In A Bold Move, U.S. Imposes Sanctions On Dozens Over Abuses
A set of sanctions widely missed by mainstream media were imposed by the United States this week; pertaining to 52 people and entities alleged to have violated human rights and corruption. The list included Muang Muang Soe; a top Burmese General heavily cited for the gruesome and often deadly suppression of the Rohingya – a Muslim ethnic group.
Chief of the Burmese Army, Maj. General Muang Muang Soe head of the Army’s Western Command is the first high level Burmese military official to be named, an action the Treasury Department said grew out of credible evidence of his involvement in the crackdown on Muslims. Survivors say such horrifying acts involved government soldiers stabbing babies, beheading boys, gang-raping girls and setting fire on entire families – to their death.

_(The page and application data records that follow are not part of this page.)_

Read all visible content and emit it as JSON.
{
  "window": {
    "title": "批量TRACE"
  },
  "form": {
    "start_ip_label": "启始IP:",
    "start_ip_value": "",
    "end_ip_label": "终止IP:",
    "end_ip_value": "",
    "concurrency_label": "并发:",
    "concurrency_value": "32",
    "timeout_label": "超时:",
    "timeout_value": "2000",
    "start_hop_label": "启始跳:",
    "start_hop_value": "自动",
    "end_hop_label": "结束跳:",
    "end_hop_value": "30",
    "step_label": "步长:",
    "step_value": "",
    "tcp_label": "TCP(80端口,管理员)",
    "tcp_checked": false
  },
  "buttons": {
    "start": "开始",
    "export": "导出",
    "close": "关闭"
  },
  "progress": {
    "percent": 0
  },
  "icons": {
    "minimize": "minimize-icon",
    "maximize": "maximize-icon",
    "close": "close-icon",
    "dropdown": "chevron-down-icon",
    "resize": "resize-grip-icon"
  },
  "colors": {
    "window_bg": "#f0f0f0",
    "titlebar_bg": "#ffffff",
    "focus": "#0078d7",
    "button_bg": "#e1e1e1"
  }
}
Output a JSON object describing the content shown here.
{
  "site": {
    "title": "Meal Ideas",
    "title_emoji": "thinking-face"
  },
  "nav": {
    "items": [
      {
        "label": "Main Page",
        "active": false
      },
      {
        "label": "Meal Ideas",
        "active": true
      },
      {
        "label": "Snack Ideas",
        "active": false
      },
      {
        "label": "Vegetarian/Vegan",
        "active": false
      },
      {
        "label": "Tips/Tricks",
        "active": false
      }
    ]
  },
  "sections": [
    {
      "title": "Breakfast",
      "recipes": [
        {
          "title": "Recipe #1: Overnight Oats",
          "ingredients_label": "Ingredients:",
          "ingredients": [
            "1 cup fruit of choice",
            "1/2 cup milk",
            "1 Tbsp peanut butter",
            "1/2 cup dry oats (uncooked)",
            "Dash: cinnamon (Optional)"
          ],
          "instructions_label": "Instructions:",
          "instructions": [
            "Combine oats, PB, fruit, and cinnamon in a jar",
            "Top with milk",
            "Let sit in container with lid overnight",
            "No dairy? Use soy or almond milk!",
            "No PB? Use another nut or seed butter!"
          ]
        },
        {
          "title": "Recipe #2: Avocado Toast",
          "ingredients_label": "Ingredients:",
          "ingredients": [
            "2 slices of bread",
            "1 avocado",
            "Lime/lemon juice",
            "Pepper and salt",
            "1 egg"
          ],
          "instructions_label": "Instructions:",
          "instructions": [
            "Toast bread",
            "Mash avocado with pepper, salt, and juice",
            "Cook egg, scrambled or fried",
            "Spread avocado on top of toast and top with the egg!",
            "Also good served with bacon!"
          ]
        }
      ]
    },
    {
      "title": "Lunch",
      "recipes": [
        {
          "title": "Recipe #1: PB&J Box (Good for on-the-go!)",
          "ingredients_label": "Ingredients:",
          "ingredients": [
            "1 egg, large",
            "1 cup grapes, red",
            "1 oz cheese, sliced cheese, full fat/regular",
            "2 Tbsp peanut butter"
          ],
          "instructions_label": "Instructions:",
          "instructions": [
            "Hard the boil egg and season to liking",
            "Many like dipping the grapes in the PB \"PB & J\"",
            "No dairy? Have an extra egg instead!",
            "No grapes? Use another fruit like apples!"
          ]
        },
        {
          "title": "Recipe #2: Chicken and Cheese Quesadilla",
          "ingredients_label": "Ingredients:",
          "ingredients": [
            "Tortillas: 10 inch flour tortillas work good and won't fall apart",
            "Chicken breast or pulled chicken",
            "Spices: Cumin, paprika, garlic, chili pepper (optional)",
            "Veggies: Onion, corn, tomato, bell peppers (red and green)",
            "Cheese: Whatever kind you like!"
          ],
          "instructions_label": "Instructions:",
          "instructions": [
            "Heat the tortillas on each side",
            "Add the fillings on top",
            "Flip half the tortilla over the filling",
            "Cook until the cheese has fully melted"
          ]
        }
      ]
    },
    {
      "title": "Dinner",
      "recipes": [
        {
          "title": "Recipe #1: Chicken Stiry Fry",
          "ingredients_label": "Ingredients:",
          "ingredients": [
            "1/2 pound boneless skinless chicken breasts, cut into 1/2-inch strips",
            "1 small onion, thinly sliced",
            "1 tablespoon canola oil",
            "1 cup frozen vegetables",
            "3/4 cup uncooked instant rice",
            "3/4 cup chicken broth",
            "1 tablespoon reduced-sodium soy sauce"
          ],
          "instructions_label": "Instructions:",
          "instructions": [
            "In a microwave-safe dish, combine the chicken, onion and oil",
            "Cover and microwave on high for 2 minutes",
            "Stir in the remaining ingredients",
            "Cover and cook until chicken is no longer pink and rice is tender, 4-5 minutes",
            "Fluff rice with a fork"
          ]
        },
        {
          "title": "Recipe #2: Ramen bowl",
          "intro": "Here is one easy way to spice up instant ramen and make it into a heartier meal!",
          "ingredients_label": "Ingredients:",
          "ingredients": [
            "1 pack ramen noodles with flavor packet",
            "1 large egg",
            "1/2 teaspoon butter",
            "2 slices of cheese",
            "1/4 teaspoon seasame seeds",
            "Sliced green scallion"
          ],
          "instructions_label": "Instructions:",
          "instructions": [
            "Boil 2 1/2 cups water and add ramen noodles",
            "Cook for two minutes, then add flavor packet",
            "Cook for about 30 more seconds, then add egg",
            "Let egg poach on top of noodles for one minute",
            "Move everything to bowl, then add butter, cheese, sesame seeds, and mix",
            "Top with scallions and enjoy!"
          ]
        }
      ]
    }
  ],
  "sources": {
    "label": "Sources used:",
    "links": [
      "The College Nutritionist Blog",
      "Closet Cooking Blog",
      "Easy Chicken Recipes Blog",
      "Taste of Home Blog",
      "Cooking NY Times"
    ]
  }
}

More than 620,000 refugees have fled to neighboring Bangladesh since August, in attempts to escape what Secretary of State Rex Tillerson described as “ethnic cleansing.”
“Today, the United States is taking a strong stand against human rights abuse and corruption globally by shutting down these bad actors out of the U.S. financial system,” said Steven Munchin, the Treasury Secretary. An action proposed to send “a message that there is a steep price to pay for their misdeeds.”
Yahya Jammeh former president of the Gambia who came to power in 1994 and stepped down in 2017, was also charged on Thursday. Mr. Jammeh created a terror squad called the Junglers – a group he used to interrogate, intimate and kill people who threatened him, according to the Treasury designation. Benjamin Bol Mel of South Sudan; Dan Gertler, who did business with Democratic Republic of Congo and Mukhtar Hamid Shah of Pakistan were among those listed.
The pinpointing is the first result from the passage of the Global Magnitsky Act, a bi-partisan bill intended to punish people around the globe who are credibly accused of heinous violations of human rights and corruption.
Magnitsky is a follow up to an earlier passed law from 2012 which was designed to punish only people from Russia. On Wednesday, the Trump administration imposed sanctions on five Russians from the earlier law. Among those singled out was the leader of the Republic of Chechnya.
Assets are frozen as part of the sanction, on either individuals or entities held in the United States and also prevent the use of any American financial institution for banking or other purposes. The United States’ global financial reach creates an improbable path for individuals to use major banks anywhere in the world.
The laws are named after a Russian lawyer, Sergei L. Magntisky who died in pretrial detention after exposing a $230 million tax-theft sham plotted by Russian officials.
“The fact that these listing were made today reflects the reality that despite many disagreements in Washington about the U.S. governments role in promoting human rights, there is a bipartisan consensus the U.S. government can and should act to told humans rights abusers to account,” said John Sifton, the Asia advocate director of Human Rights Watch.
The sanctions against Maj. Gen Muang Muang Soe is among the first concrete signal by the United States against a top Burmese official for the continuing murderous campaign against the Rohingya – broadly popular in Myanmar, a majority Buddhist area.
Senator John McCain (R-Arizona), and Senator Ben Cardin (D-Maryland), co-authored the Global Magnitsky Act, released a joint statement welcoming Thursday’s announcement.
“We look forward to continuing to work with the administration and the human rights community to end the global culture of impunity and ensure robust and comprehensive implementation of this landmark law,” the statement said.